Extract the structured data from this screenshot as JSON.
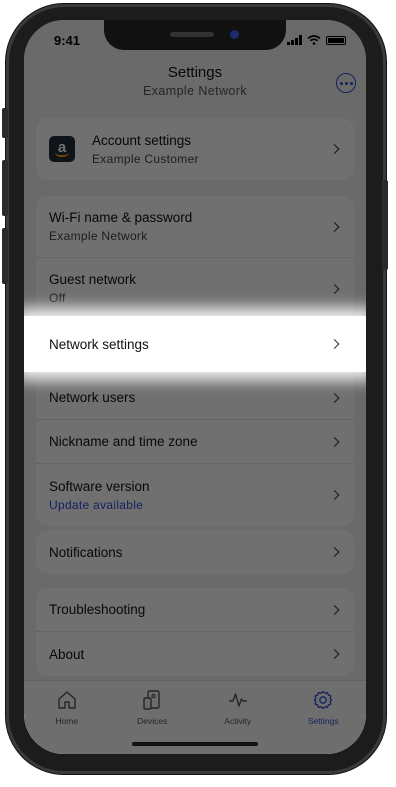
{
  "status_bar": {
    "time": "9:41"
  },
  "header": {
    "title": "Settings",
    "subtitle": "Example Network",
    "more_icon": "more-horizontal-icon"
  },
  "account": {
    "label": "Account settings",
    "sublabel": "Example Customer",
    "logo": "amazon-logo"
  },
  "network_group": {
    "items": [
      {
        "label": "Wi-Fi name & password",
        "sublabel": "Example Network"
      },
      {
        "label": "Guest network",
        "sublabel": "Off"
      },
      {
        "label": "Network settings"
      },
      {
        "label": "Network users"
      },
      {
        "label": "Nickname and time zone"
      },
      {
        "label": "Software version",
        "sublabel": "Update available"
      }
    ]
  },
  "notifications": {
    "label": "Notifications"
  },
  "support_group": {
    "items": [
      {
        "label": "Troubleshooting"
      },
      {
        "label": "About"
      }
    ]
  },
  "tabbar": {
    "tabs": [
      {
        "label": "Home",
        "icon": "home-icon"
      },
      {
        "label": "Devices",
        "icon": "devices-icon"
      },
      {
        "label": "Activity",
        "icon": "activity-icon"
      },
      {
        "label": "Settings",
        "icon": "settings-gear-icon",
        "active": true
      }
    ]
  },
  "colors": {
    "accent": "#2f4fd6",
    "highlight": "#ffffff",
    "dim_overlay": "rgba(0,0,0,0.56)"
  }
}
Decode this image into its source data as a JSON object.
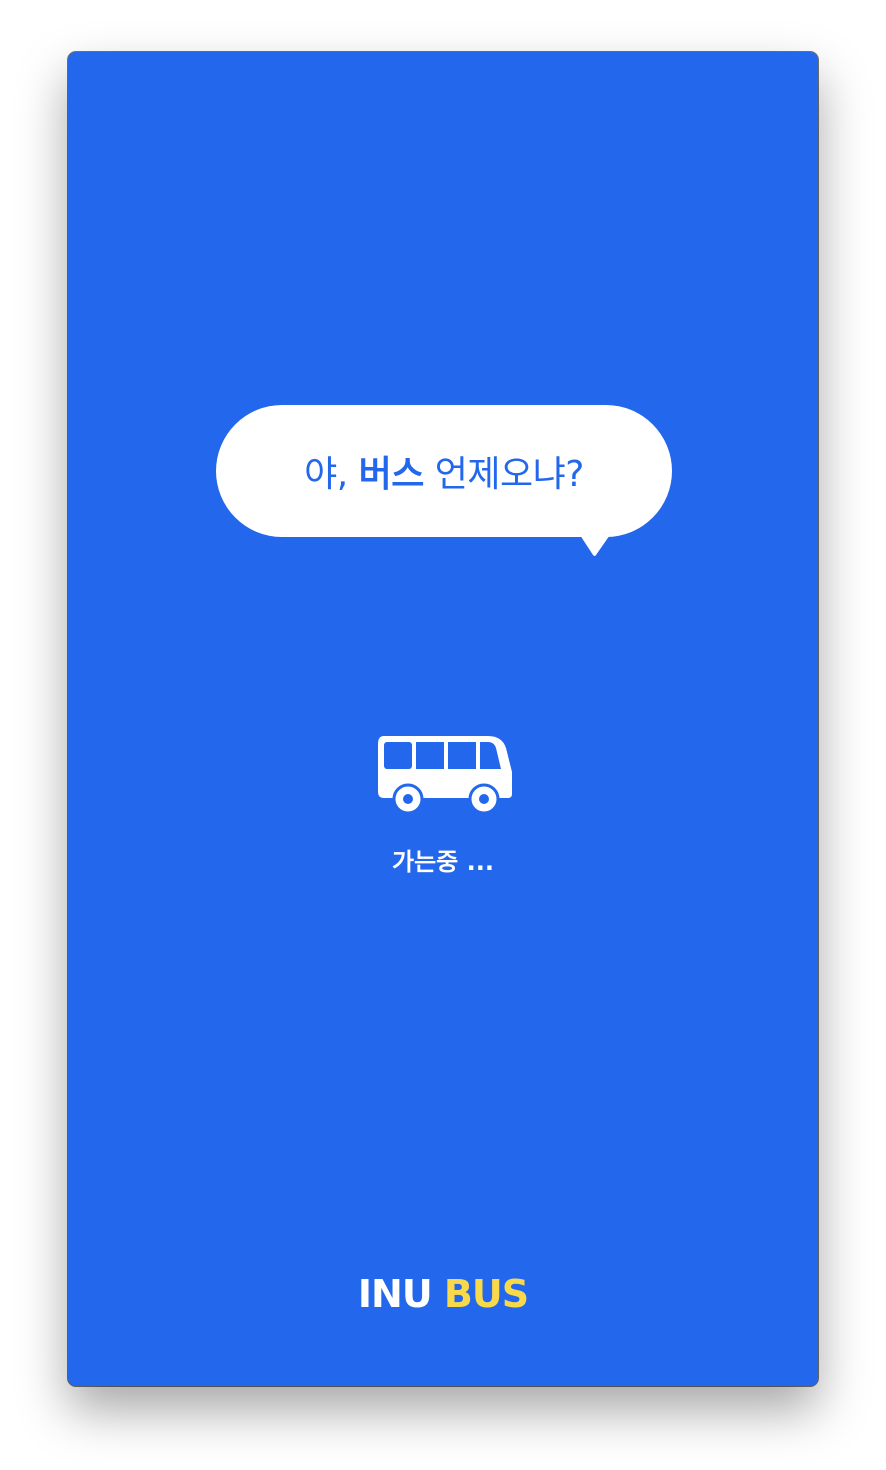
{
  "speech_bubble": {
    "part1": "야, ",
    "part2": "버스",
    "part3": " 언제오냐?"
  },
  "bus_icon": "bus-icon",
  "loading": {
    "text": "가는중 ..."
  },
  "logo": {
    "word1": "INU",
    "word2": "BUS"
  },
  "colors": {
    "background": "#2367ec",
    "bubble": "#ffffff",
    "bubble_text": "#2367ec",
    "logo_accent": "#f8d94a"
  }
}
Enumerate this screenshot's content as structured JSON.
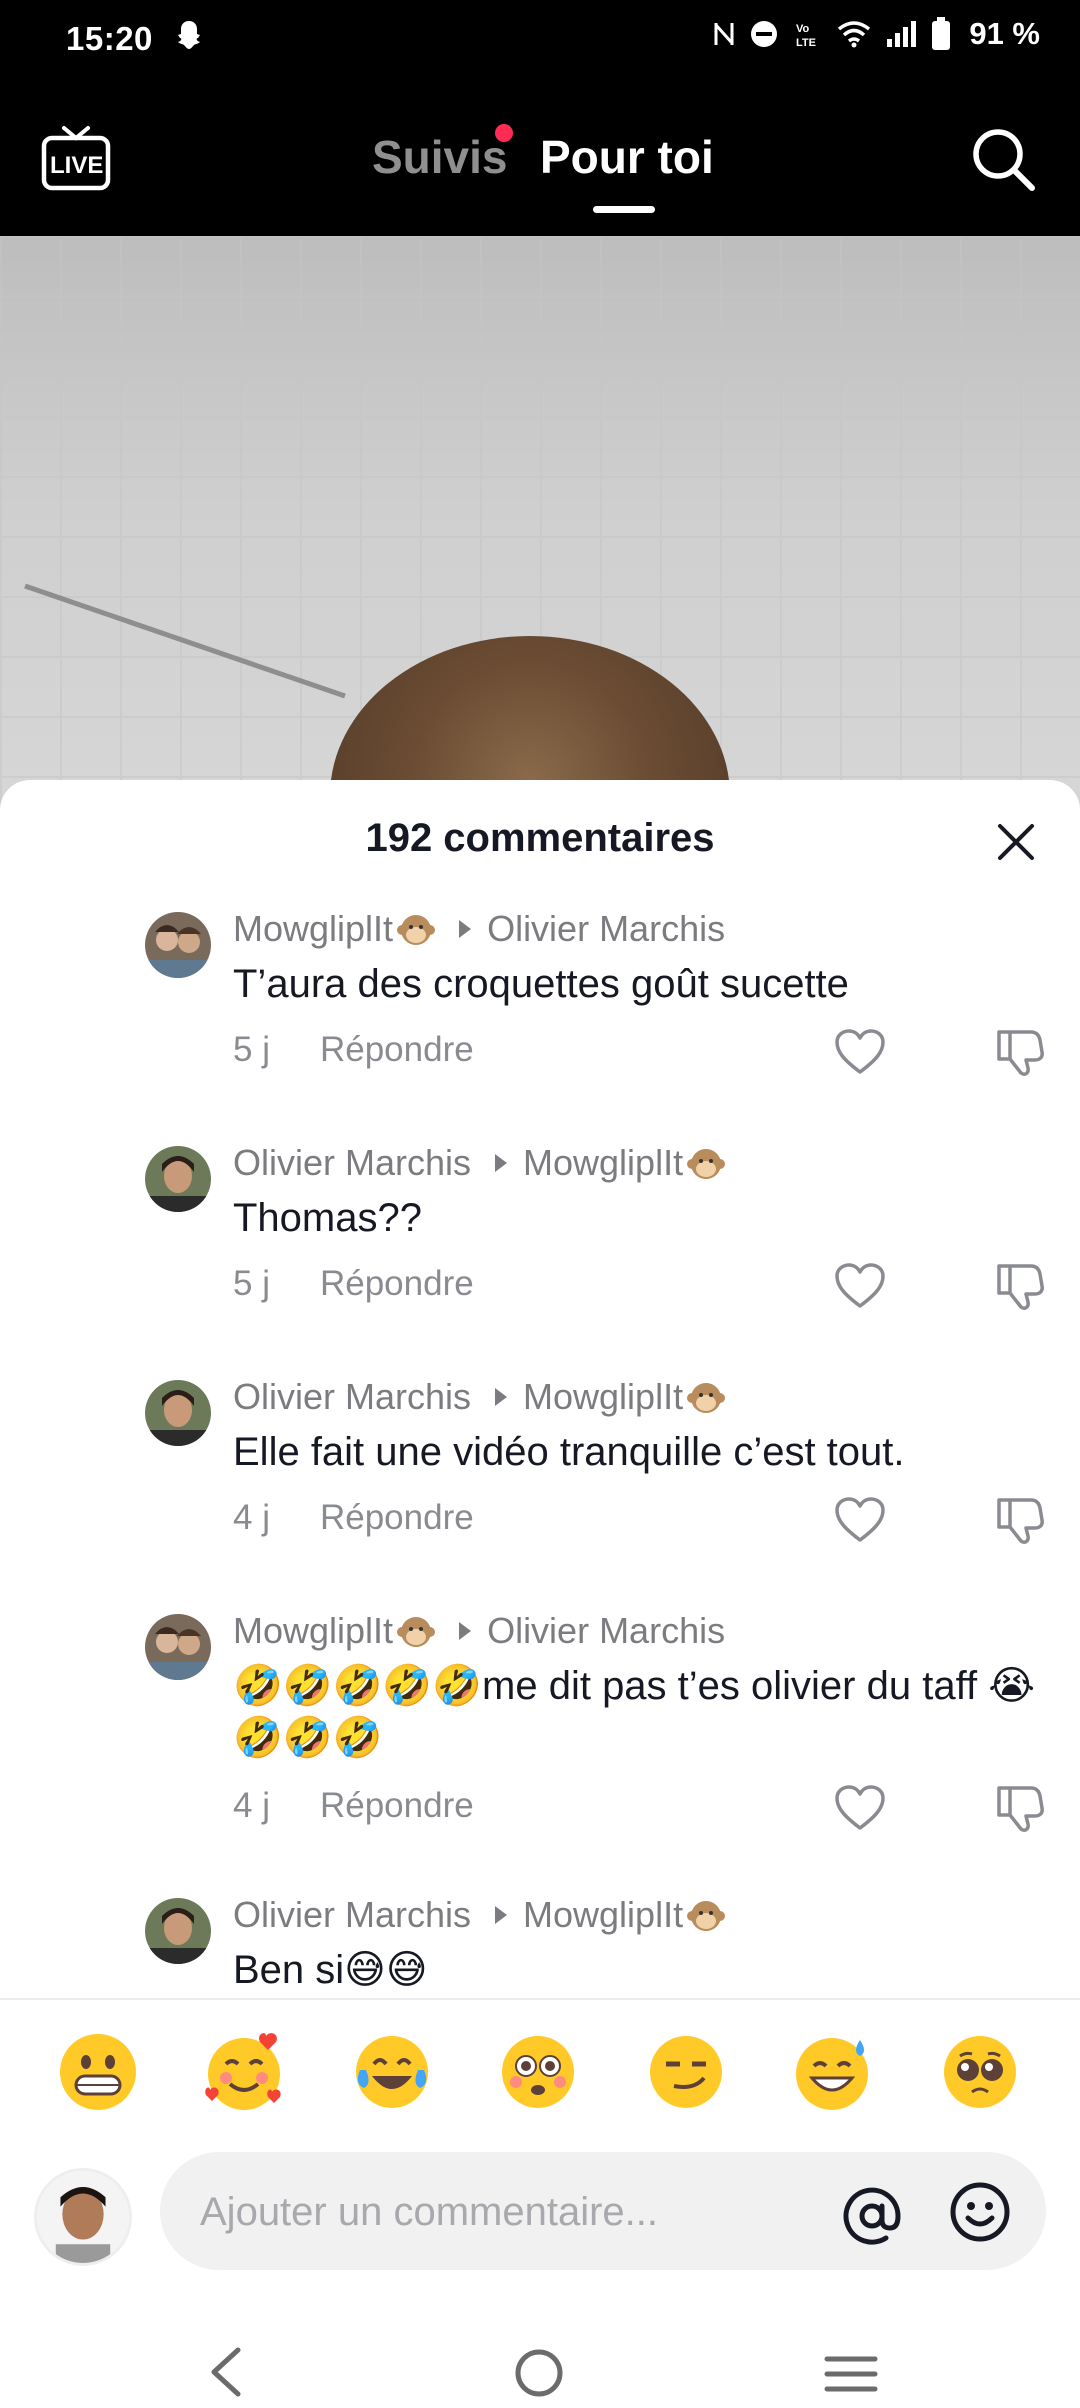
{
  "status_bar": {
    "time": "15:20",
    "battery_percent": "91 %"
  },
  "top_nav": {
    "tab_following": "Suivis",
    "tab_for_you": "Pour toi"
  },
  "comments_sheet": {
    "title": "192 commentaires",
    "comments": [
      {
        "author": "MowgliplIt",
        "author_emoji": "monkey-face",
        "reply_to": "Olivier Marchis",
        "text": "T’aura des croquettes goût sucette",
        "time": "5 j",
        "reply_label": "Répondre"
      },
      {
        "author": "Olivier Marchis",
        "reply_to": "MowgliplIt",
        "reply_to_emoji": "monkey-face",
        "text": "Thomas??",
        "time": "5 j",
        "reply_label": "Répondre"
      },
      {
        "author": "Olivier Marchis",
        "reply_to": "MowgliplIt",
        "reply_to_emoji": "monkey-face",
        "text": "Elle fait une vidéo tranquille c’est tout.",
        "time": "4 j",
        "reply_label": "Répondre"
      },
      {
        "author": "MowgliplIt",
        "author_emoji": "monkey-face",
        "reply_to": "Olivier Marchis",
        "text": "🤣🤣🤣🤣🤣me dit pas t’es olivier du taff 😭🤣🤣🤣",
        "time": "4 j",
        "reply_label": "Répondre"
      },
      {
        "author": "Olivier Marchis",
        "reply_to": "MowgliplIt",
        "reply_to_emoji": "monkey-face",
        "text": "Ben si😅😅"
      }
    ]
  },
  "emoji_bar": [
    "grinning-face",
    "smiling-face-with-hearts",
    "face-with-tears-of-joy",
    "flushed-face",
    "smirking-face",
    "grinning-sweat-face",
    "pleading-face"
  ],
  "comment_input": {
    "placeholder": "Ajouter un commentaire..."
  },
  "colors": {
    "accent": "#fe2c55",
    "text_primary": "#161823",
    "text_secondary": "#8a8b91"
  }
}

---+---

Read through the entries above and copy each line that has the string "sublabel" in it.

## Solution to this problem
    "sublabel": "Example Customer",
        "sublabel": "Example Network"
        "sublabel": "Off"
        "sublabel": "Update available"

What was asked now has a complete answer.